#### [TASK DIRECTIONS]
Report every line of the entries that contains the word "DatePicker".

Records from a dataset:
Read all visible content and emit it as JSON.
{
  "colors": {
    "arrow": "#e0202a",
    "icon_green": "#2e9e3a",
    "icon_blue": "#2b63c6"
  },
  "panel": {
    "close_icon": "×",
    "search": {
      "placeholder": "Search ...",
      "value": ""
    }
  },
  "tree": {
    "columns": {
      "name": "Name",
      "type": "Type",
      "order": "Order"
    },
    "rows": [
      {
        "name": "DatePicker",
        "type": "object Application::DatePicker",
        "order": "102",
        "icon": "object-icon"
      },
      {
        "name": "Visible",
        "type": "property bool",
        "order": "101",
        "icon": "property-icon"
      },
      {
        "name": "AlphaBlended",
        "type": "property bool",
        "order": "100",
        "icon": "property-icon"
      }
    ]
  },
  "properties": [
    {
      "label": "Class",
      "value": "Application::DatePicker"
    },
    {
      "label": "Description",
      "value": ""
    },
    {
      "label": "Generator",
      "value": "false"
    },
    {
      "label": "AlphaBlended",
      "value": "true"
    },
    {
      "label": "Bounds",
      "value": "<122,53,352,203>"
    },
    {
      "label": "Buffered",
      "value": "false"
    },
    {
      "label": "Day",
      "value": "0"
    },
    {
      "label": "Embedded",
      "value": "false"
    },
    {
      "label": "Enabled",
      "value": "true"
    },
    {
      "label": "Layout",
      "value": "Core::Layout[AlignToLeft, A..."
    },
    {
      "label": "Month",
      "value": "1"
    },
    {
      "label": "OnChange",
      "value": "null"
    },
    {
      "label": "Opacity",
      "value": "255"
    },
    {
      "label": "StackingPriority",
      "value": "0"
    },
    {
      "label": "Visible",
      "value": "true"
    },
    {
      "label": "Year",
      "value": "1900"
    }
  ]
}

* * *

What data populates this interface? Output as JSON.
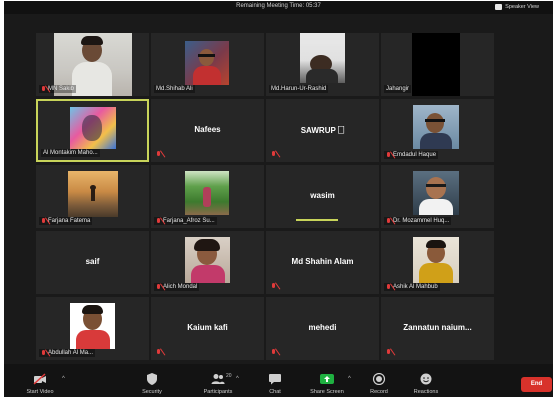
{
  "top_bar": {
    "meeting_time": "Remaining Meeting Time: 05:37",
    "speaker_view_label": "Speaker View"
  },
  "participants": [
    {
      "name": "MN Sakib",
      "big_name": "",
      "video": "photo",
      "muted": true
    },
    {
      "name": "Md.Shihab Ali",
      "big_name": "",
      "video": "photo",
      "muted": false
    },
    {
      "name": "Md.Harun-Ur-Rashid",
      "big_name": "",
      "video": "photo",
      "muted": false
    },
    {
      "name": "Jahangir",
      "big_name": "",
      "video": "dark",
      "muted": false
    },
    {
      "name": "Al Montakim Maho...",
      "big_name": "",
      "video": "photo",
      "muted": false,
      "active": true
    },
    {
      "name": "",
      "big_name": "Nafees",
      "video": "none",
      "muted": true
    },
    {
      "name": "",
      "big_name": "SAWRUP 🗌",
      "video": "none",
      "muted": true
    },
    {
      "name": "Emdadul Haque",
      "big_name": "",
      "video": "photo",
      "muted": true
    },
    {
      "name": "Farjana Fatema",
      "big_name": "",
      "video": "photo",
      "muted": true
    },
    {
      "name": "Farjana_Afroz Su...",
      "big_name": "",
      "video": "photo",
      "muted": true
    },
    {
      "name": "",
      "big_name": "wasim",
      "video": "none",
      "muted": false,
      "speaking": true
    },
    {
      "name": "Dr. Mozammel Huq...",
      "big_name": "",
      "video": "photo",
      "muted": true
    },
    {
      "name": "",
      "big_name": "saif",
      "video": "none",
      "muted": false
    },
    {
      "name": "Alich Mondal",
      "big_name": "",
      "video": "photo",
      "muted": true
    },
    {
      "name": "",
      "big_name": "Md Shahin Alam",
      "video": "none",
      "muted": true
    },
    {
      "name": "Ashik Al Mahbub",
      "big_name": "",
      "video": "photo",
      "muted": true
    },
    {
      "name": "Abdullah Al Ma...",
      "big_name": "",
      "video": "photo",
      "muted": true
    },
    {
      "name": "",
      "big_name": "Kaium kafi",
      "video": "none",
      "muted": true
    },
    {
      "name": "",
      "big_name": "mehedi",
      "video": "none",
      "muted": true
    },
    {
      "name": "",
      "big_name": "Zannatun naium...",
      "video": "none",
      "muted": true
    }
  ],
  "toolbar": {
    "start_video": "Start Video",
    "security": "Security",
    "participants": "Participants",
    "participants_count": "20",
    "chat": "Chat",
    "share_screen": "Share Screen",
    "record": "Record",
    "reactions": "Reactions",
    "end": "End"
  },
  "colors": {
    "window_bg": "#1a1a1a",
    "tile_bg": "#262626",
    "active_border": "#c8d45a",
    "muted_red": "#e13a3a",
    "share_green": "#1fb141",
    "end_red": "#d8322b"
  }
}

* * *

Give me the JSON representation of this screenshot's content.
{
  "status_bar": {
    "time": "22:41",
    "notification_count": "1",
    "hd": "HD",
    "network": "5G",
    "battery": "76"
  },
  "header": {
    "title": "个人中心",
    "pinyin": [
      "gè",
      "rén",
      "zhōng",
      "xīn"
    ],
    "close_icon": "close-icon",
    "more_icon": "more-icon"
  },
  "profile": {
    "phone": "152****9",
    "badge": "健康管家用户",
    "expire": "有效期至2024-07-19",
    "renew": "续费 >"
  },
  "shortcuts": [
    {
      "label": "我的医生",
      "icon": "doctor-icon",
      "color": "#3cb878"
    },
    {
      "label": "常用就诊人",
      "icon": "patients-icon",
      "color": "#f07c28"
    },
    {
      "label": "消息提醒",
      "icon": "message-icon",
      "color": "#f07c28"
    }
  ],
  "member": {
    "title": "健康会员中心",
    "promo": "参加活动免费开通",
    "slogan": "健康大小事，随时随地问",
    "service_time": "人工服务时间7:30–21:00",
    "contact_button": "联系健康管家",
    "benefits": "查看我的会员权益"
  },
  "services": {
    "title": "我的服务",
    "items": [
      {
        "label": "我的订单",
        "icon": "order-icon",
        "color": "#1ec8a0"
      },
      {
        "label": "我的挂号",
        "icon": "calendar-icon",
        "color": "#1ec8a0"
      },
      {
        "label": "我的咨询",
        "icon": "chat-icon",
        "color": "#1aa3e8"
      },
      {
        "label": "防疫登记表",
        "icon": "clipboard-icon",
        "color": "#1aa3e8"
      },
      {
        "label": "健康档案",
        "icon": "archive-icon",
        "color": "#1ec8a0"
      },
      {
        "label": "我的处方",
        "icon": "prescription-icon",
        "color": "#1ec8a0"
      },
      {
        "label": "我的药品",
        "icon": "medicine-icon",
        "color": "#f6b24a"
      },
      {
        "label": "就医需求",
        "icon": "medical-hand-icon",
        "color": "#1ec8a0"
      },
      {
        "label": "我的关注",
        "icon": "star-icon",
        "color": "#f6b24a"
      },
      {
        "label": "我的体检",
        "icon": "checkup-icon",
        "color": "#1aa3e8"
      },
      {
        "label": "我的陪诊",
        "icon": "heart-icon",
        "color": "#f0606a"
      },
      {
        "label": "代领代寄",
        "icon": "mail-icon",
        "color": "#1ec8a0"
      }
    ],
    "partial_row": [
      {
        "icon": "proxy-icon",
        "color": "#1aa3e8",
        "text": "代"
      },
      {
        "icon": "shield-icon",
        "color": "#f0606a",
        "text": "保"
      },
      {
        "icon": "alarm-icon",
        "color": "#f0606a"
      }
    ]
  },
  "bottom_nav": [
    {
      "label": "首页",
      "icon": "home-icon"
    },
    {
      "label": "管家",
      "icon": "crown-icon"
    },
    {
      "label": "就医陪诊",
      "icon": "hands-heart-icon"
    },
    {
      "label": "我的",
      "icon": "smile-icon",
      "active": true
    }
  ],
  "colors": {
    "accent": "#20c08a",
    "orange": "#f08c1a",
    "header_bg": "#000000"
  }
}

#### [EXERCISE RESPONSE]
        "name": "DatePicker",
        "type": "object Application::DatePicker",
      "value": "Application::DatePicker"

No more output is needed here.